The company name is inspired by the year the Union Nations defined and set guidelines to protect refugees.
A $63,000 “Opportunity for All” Starbucks Foundation grant announced in mid-August will allow 1951 to train an additional 85 baristas over the next year.
Hewitt said being selected by Starbucks as one of 41 nonprofits to receive support means not only accelerated expansion in Oakland, but also an opportunity to expand the program and serve unmet needs of refugees in other cities in the United States. The 36-year-old Oakland resident’s backstory—a tale of strangers’ serendipitous generosity and intentional career interests—explains how he came to appreciate the value of refugee assistance operations.
“I lived in China for two years and when I first arrived, I was looking for a place to live. A Chinese man who was an English teacher overheard me talking in a grocery store. He offered to help in any way; he found me a landlord, an apartment. He became a friend,” Hewitt said.
Moving to California in 2007 to study theology and intercultural studies at Golden Gate Seminary placed Hewitt behind a counter at a Starbucks. A co-worker’s long, complicated journey from Eritrea to Marin sparked and continues to fuel Hewitt’s interest in refugee rescue programs.
The hardest part of educating people about refugees and asylum seekers is weeding through misinformation. “You’re not starting from a positive position. A refugee doesn’t come to the U.S. looking at just good schools and good jobs. Their deep longing is to be at home, but staying at home is not an option and they must make the best of it,” he said.
Speaking English, learning high-level skills and building confidence are the hardest arcs to crest for the seven students in the current course who arrived from Eritrea, China and Syria.
Amy, who asks that her full name not be used to protect the safety of family still in China, arrived in 2015.
“I was alone. I didn’t know anyone, had no friend. Where was bank? Where was job?” she said.
She found employment and community through generosity like that which Hewitt experienced. Strangers she met at church hired her to teach math and help their mostly English-speaking Chinese-American children improve their Chinese.
Amy is now a graduate student studying accounting at Golden Gate University. “I want to be a professional CPA,” she said. “With this training, I can make money for food, rent, school. I can practice my English. Here, there is always opportunity.”
Opportunity made real is found in Meg Karki. The 28-year-old refugee, a legal U.S. citizen as of 2016, left Bhutan after he and his Hindu family were ousted in 1990. After 19 years in a refugee camp, Karki at last joined his parents in 2011 following a four-year application process.
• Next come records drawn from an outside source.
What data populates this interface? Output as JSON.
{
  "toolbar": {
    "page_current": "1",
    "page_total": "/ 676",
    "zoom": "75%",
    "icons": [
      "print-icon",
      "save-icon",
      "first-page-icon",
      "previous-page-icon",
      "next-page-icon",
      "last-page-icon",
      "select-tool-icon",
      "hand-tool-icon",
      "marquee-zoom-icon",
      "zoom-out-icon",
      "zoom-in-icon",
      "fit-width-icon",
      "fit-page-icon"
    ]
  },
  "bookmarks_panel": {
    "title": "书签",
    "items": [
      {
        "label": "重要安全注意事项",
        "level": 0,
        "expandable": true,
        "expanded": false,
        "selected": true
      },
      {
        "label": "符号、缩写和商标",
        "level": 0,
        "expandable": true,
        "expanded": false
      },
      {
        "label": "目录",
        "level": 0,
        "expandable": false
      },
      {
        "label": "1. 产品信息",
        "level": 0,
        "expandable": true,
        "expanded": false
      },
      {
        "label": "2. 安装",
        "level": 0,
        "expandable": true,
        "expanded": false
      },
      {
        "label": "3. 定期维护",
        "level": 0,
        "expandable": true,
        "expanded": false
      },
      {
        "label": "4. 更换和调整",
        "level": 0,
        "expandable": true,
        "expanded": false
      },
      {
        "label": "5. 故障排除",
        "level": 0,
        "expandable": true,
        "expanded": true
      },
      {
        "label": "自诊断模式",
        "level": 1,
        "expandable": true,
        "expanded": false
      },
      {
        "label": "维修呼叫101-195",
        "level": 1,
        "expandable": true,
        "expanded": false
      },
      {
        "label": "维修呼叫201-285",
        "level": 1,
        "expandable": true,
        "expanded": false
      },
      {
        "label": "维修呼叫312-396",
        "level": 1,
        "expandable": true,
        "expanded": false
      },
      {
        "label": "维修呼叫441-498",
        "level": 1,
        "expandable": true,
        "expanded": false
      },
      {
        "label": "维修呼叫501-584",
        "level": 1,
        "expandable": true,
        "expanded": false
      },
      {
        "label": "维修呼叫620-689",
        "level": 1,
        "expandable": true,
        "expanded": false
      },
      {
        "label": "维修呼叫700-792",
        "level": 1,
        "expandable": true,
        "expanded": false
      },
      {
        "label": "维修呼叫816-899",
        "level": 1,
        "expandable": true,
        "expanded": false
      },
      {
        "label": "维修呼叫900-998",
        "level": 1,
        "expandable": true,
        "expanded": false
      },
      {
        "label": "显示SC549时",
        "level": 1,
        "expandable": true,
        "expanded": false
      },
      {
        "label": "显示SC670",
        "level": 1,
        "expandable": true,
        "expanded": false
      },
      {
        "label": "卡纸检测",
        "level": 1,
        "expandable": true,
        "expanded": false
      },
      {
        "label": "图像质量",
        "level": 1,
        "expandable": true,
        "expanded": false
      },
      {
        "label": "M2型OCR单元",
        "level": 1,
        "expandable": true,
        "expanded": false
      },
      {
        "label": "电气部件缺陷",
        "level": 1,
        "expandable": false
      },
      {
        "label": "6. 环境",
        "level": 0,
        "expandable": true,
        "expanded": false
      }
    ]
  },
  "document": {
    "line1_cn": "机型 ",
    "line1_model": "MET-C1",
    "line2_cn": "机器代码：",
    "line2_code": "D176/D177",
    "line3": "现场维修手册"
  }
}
“I came here with hope. In the camp, there was such hardship, but here, everything is easy,” he said.
But it wasn’t simple. With a high school education but a blank job resume, Karki said support from European-based International Rescue Committee found him work at Chipotle and led him to 1951’s program.
“Now I am a trainer. I can give students an idea of what can be done in this country,” he said.
Karki said he also receives education from his students.
“They’re hard-working, willing. They don’t want to get social service benefits sitting at home. They want work. What I’ve learned is that they never quit,” he said.